The climax of the hymn comes during the word “mar-es” (come), referring to God’s Kingdom.  This is the crescendo of the entire hymn and is consistent with the theme of Coptic music: where tune is used to highlight the significance of the words.  We are at the peak of our intercession with God during these words: “Your Kingdom COME.” Our biggest request: for God’s Kingdom, and for Our Lord Jesus Christ’s Kingdom to dwell in our hearts, is manifested in the climax of the hymn. The Kingdom of God, where we want to dwell in eternity, starts here on earth in our hearts, as our Lord Jesus teaches us, “The Kingdom of God is within you” (Luke 17:21). We are asking for this with these words – let your Kingdom come into our hearts that we may experience it here on earth and eventually in Heaven.  With this ask, we again see the importance of Our Lord’s instruction to “close our door” or shut out the earthly that we may focus on the Heavenly.

Even during the Great Fast, when we’re naturally tired and low on energy, the Church uses this strong tune, full of power and energy, excite us in seeking God’s Kingdom.

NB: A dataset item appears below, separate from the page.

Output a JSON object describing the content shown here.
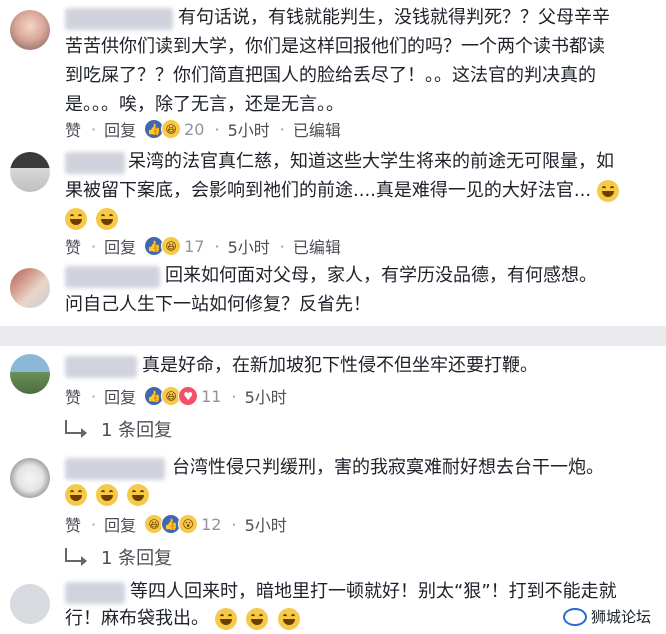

In the concluding paragraph of the hymn: we end with a practical exercise: “Blessed be the Father and the Son and the Holy Spirit, the Perfect Trinity, we worship Him and Glorify Him.” The Church has us exercise what we just prayed – to glorify and worship God. The ending of the first paragraph of the hymn “sha nee eneh” (forever) is connected immediately without pause into the next part “Je ef esmaro oot” (We worship).  Therefore, we immediately apply what we prayed in the first part of the hymn.

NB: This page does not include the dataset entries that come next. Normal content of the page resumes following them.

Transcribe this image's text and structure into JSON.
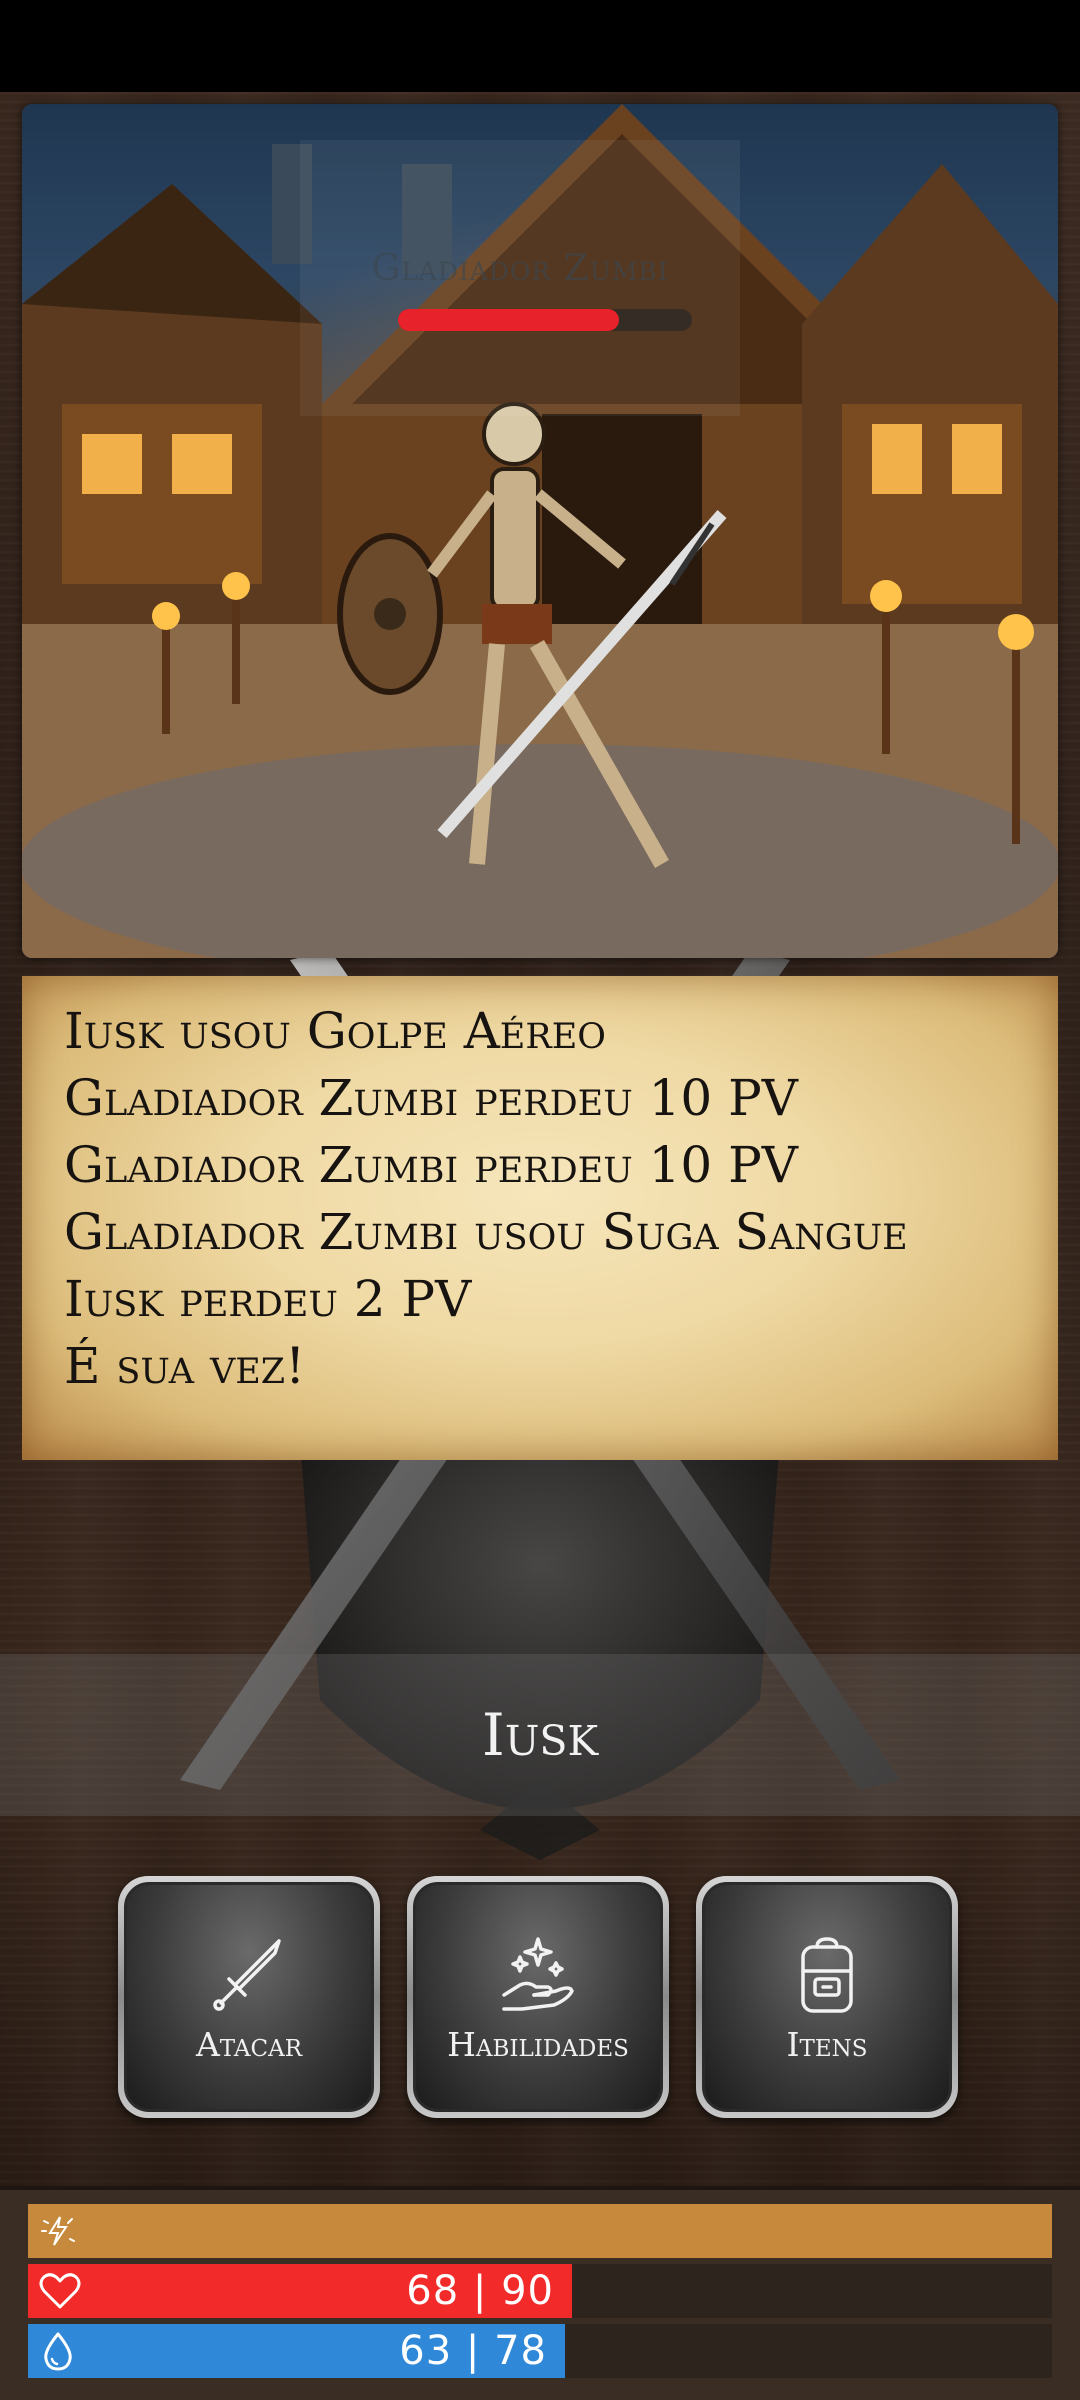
{
  "enemy": {
    "name": "Gladiador Zumbi",
    "hp_fraction": 0.75
  },
  "log": [
    "Iusk usou Golpe Aéreo",
    "Gladiador Zumbi perdeu 10 PV",
    "Gladiador Zumbi perdeu 10 PV",
    "Gladiador Zumbi usou Suga Sangue",
    "Iusk perdeu 2 PV",
    "É sua vez!"
  ],
  "player": {
    "name": "Iusk"
  },
  "actions": {
    "attack_label": "Atacar",
    "skills_label": "Habilidades",
    "items_label": "Itens"
  },
  "stats": {
    "energy": {
      "icon": "energy-icon",
      "fraction": 1.0,
      "color": "#c78a3c"
    },
    "health": {
      "icon": "heart-icon",
      "current": 68,
      "max": 90,
      "text": "68 | 90",
      "color": "#f22a2a"
    },
    "mana": {
      "icon": "water-drop-icon",
      "current": 63,
      "max": 78,
      "text": "63 | 78",
      "color": "#2f88d8"
    }
  },
  "colors": {
    "enemy_hp": "#e8222a",
    "parchment": "#efd9a4"
  }
}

The tune at the very end of the gospel response “ten tee o oonas” (glorify Him) is a portion of the musical ladder not at all present in the rest of the hymn; it’s one full step higher. It’s as if the hymn concludes by telling us that we have been here on earth, but with fasting and prayer, we are now transported from the earthly (low) to the Heavenly (high). 

This hymn is also the gospel response for funerals.  The Church arranged this in order to highlight to the relationship between fasting and death.

In Fasting we put to death the lusts of the flesh and the cares of the world, and we look up and say, “Our Father who art in heaven.” In death, a person has nothing to do except cry out to his/her Father in Heaven.  In both fasting and in death, our soul ascends, leaving the earthly behind in order to experience the heavenly.

Conclusion

During the Great Fast, let us do all we can to “go to our rooms, shut the door, and pray to our Father”. Let us leave behind the earthly and materialistic thoughts and let us raise our eyes and our hearts to our Father in Heaven, until we join Him in the Heavenly Kingdom.

“In this manner, therefore, pray:

Our Father in heaven,
Hallowed be Your name.
Your kingdom come.
Your will be done
On earth as it is in heaven.
Give us this day our daily bread.
And forgive us our debts,
As we forgive our debtors.
And do not lead us into temptation,
But deliver us from the evil one.
For Yours is the kingdom and the power and the glory forever. Amen.”

~Matthew 6:9-13~

Source and where to go to learn more:

  1. “Behind the Hymns” Aired on March 6, 2015. SAT7 Production. Retrieved from: https://youtu.be/CIBJOqCoF3A